Show the lines of the material that contain the word "JSON".

"""

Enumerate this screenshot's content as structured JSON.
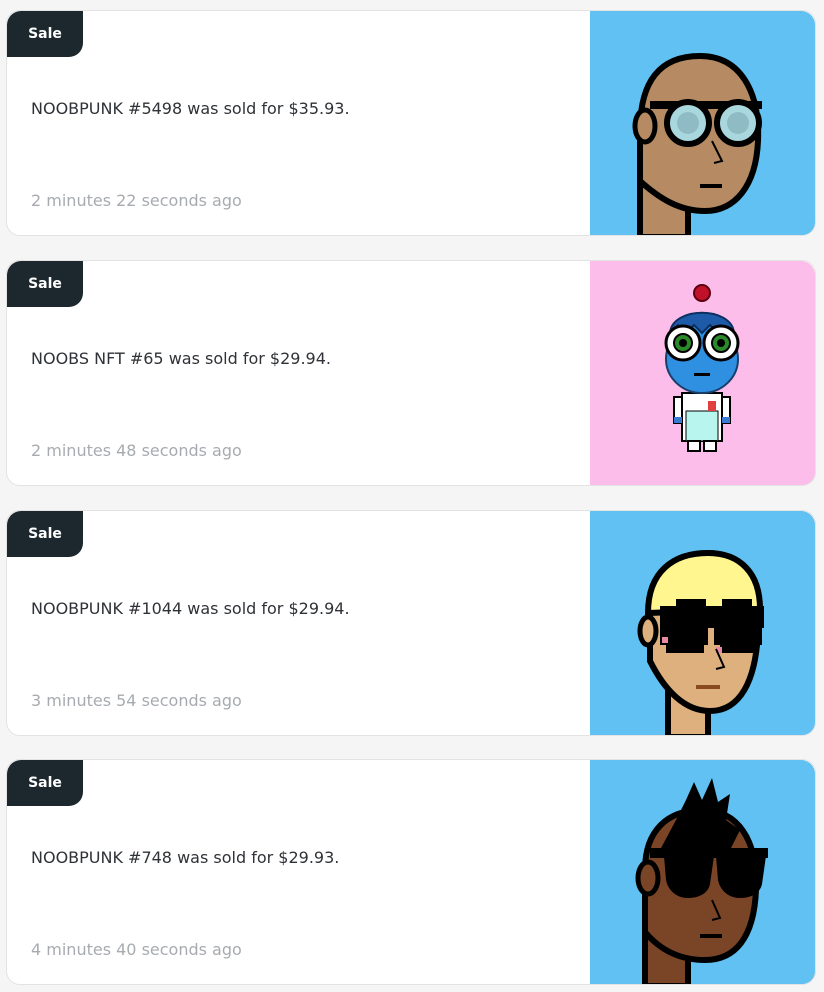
{
  "sales": [
    {
      "badge": "Sale",
      "message": "NOOBPUNK #5498 was sold for $35.93.",
      "time": "2 minutes 22 seconds ago",
      "image": "noobpunk-avatar-glasses",
      "bg": "#60c1f2"
    },
    {
      "badge": "Sale",
      "message": "NOOBS NFT #65 was sold for $29.94.",
      "time": "2 minutes 48 seconds ago",
      "image": "noobs-nft-character",
      "bg": "#fdbdeb"
    },
    {
      "badge": "Sale",
      "message": "NOOBPUNK #1044 was sold for $29.94.",
      "time": "3 minutes 54 seconds ago",
      "image": "noobpunk-avatar-blond-sunglasses",
      "bg": "#60c1f2"
    },
    {
      "badge": "Sale",
      "message": "NOOBPUNK #748 was sold for $29.93.",
      "time": "4 minutes 40 seconds ago",
      "image": "noobpunk-avatar-mohawk-sunglasses",
      "bg": "#60c1f2"
    }
  ]
}
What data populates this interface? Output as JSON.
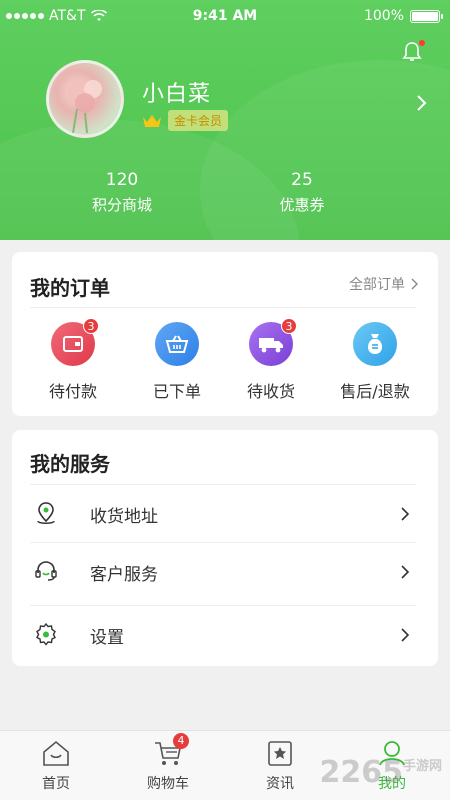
{
  "status_bar": {
    "carrier": "AT&T",
    "time": "9:41 AM",
    "battery": "100%"
  },
  "profile": {
    "username": "小白菜",
    "member_level": "金卡会员",
    "stats": [
      {
        "value": "120",
        "label": "积分商城"
      },
      {
        "value": "25",
        "label": "优惠券"
      }
    ]
  },
  "orders": {
    "title": "我的订单",
    "all_link": "全部订单",
    "items": [
      {
        "label": "待付款",
        "badge": "3",
        "icon": "wallet-icon",
        "color": "#e8505f"
      },
      {
        "label": "已下单",
        "badge": "",
        "icon": "basket-icon",
        "color": "#3e8fee"
      },
      {
        "label": "待收货",
        "badge": "3",
        "icon": "truck-icon",
        "color": "#8b4fe0"
      },
      {
        "label": "售后/退款",
        "badge": "",
        "icon": "money-bag-icon",
        "color": "#3ab0ef"
      }
    ]
  },
  "services": {
    "title": "我的服务",
    "items": [
      {
        "label": "收货地址",
        "icon": "location-pin-icon"
      },
      {
        "label": "客户服务",
        "icon": "headset-icon"
      },
      {
        "label": "设置",
        "icon": "gear-icon"
      }
    ]
  },
  "tabbar": {
    "items": [
      {
        "label": "首页",
        "icon": "home-icon",
        "active": false
      },
      {
        "label": "购物车",
        "icon": "cart-icon",
        "badge": "4",
        "active": false
      },
      {
        "label": "资讯",
        "icon": "news-icon",
        "active": false
      },
      {
        "label": "我的",
        "icon": "profile-icon",
        "active": true
      }
    ]
  },
  "watermark": {
    "main": "2265",
    "sub": "手游网"
  },
  "colors": {
    "primary_green": "#4cc24c",
    "badge_red": "#e83c3c",
    "gold": "#c98a00"
  }
}
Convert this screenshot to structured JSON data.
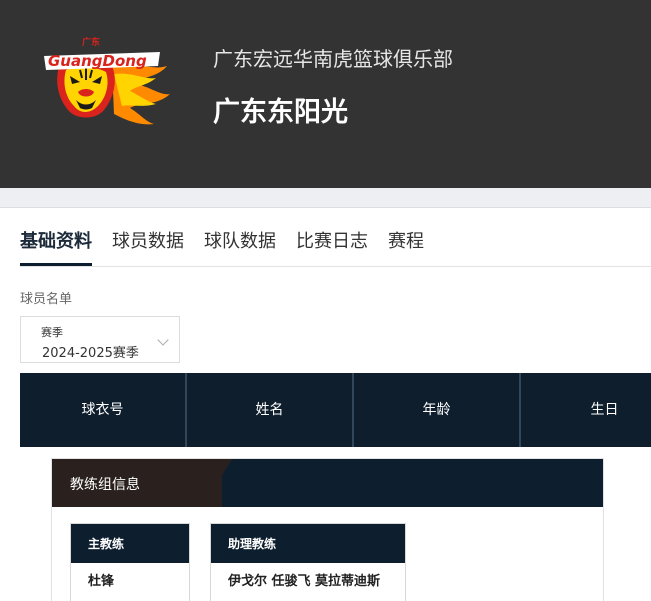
{
  "header": {
    "club_name": "广东宏远华南虎篮球俱乐部",
    "team_name": "广东东阳光",
    "logo": {
      "icon": "tiger-logo-icon",
      "text": "广东 GuangDong",
      "colors": {
        "red": "#d9231c",
        "yellow": "#ffd400",
        "orange": "#ff8a00"
      }
    }
  },
  "tabs": [
    {
      "label": "基础资料",
      "active": true
    },
    {
      "label": "球员数据",
      "active": false
    },
    {
      "label": "球队数据",
      "active": false
    },
    {
      "label": "比赛日志",
      "active": false
    },
    {
      "label": "赛程",
      "active": false
    }
  ],
  "roster": {
    "section_label": "球员名单",
    "season_select": {
      "label": "赛季",
      "value": "2024-2025赛季",
      "icon": "chevron-down-icon"
    },
    "columns": [
      "球衣号",
      "姓名",
      "年龄",
      "生日"
    ]
  },
  "coaches": {
    "title": "教练组信息",
    "cards": [
      {
        "role": "主教练",
        "names": "杜锋"
      },
      {
        "role": "助理教练",
        "names": "伊戈尔 任骏飞 莫拉蒂迪斯"
      }
    ]
  },
  "colors": {
    "header_bg": "#333333",
    "navy": "#0d1e2f",
    "dark_brown": "#2a211e"
  }
}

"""

> _Problem solution_:
Enumerate this screenshot's content as structured JSON.
What data populates this interface? Output as JSON.
Convert this screenshot to structured JSON data.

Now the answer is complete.